The joint objective of the Particle Physics groups in Experiment (PPE) and Theory (PPT) is to carry out world-class research and postgraduate research training in particle physics and underpinning detector technology and Grid developments. The PPE group is currently working on:
- Data-taking and analysis at the CERN Large Hadron Collider (ATLAS and LHCb)
- Developments for future accelerator projects (LHC upgrades, Neutrinos, ILC
- Semiconductor detector technology for Particle Physics and other applications (GLADD)
- Computer Grid developments for LHC (GridPP, ScotGrid)
- (with PPT) Phenomenology in the standard model and beyond
- (with PPT) Lattice QCD for flavour physics
The PPE group is determined to be one of the small number of groups which are recognised as being the best in international particle physics research. We made major contributions to the discovery of the Higgs boson (leading to the 2013 Nobel Prize) and to the opening of new frontiers by the ATLAS and LHCb experiments.
The PPE group is supported by major grants from the Science and Technology Facilities Council (STFC). Both PPE and PPT groups and the department gain strength through the Scottish Universities Physics Alliance (SUPA).

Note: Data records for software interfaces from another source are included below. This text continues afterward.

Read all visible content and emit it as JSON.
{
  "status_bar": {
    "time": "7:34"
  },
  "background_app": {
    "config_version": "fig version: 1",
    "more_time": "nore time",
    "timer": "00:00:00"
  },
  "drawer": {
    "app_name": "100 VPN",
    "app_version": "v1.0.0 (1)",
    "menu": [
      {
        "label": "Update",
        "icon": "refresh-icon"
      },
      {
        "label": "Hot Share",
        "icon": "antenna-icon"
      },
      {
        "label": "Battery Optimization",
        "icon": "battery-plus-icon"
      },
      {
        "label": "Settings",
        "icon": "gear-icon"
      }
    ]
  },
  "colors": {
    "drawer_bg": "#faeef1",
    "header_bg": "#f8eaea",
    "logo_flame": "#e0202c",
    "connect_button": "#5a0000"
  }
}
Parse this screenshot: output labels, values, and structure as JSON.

The University has expanded our laboratory and computing space and provided equipment worth more than £1 million in recent years, and has invested in the Glasgow Laboratory for Advanced Detector Development (GLADD). Research spend (latest figures) is around £2.5 million per year. The current grant portfolio is over £10 million.
The PPE group has invested in the future through excellent facilities for the development of new detectors and fabrication methods that enhance our ability to develop leading-edge detector technologies. We make extensive use of the University’s James Watt Nanofabrication Centre. Through our expertise in Grid, we have led the establishment of the Scottish Grid Service (ScotGrid) and the UK Grid for Particle Physics (GridPP) as part of international developments.

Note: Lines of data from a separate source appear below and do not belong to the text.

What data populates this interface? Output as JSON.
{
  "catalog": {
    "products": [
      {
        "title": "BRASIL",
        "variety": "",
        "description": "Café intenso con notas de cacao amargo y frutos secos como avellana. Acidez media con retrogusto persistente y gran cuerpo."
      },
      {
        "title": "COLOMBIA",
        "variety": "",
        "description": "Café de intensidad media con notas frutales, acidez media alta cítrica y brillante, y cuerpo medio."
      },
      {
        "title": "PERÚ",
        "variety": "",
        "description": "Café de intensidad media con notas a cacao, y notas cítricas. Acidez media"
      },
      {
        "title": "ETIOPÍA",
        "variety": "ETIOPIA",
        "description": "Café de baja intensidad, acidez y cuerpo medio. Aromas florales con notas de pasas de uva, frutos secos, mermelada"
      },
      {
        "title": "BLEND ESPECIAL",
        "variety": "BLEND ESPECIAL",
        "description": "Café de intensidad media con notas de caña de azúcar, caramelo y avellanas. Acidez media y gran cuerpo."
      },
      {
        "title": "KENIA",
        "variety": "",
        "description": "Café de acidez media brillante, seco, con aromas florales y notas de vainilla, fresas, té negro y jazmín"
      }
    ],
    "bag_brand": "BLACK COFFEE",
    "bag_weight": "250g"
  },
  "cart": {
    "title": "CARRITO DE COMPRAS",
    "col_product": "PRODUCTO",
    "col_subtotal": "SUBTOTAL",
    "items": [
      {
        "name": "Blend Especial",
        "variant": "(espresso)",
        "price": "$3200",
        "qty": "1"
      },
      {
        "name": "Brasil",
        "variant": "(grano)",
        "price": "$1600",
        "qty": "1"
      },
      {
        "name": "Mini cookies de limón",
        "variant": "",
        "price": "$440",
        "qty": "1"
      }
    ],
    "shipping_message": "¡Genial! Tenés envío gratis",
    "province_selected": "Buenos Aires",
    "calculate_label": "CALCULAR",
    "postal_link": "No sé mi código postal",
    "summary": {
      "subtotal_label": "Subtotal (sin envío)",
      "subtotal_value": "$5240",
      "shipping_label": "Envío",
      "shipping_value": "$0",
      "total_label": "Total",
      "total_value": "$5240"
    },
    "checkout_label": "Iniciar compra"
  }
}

The PPE group is at the forefront of international programmes to uncover the fundamental particles and interactions that drive physics at the smallest distance scales.
Our research successes enable all staff members to head significant projects in internationally competitive environments. Current major involvements are led by:
- Tony Doyle (Group Leader)
- Craig Buttar (ATLAS)
- Val O’Shea (Detector Development)
- Dave Britton (GridPP Project Leader)
- Lars Eklund (LHCb)
- Paul Soler (Neutrino Factory)
- Aidan Robson (Future Linear Collider)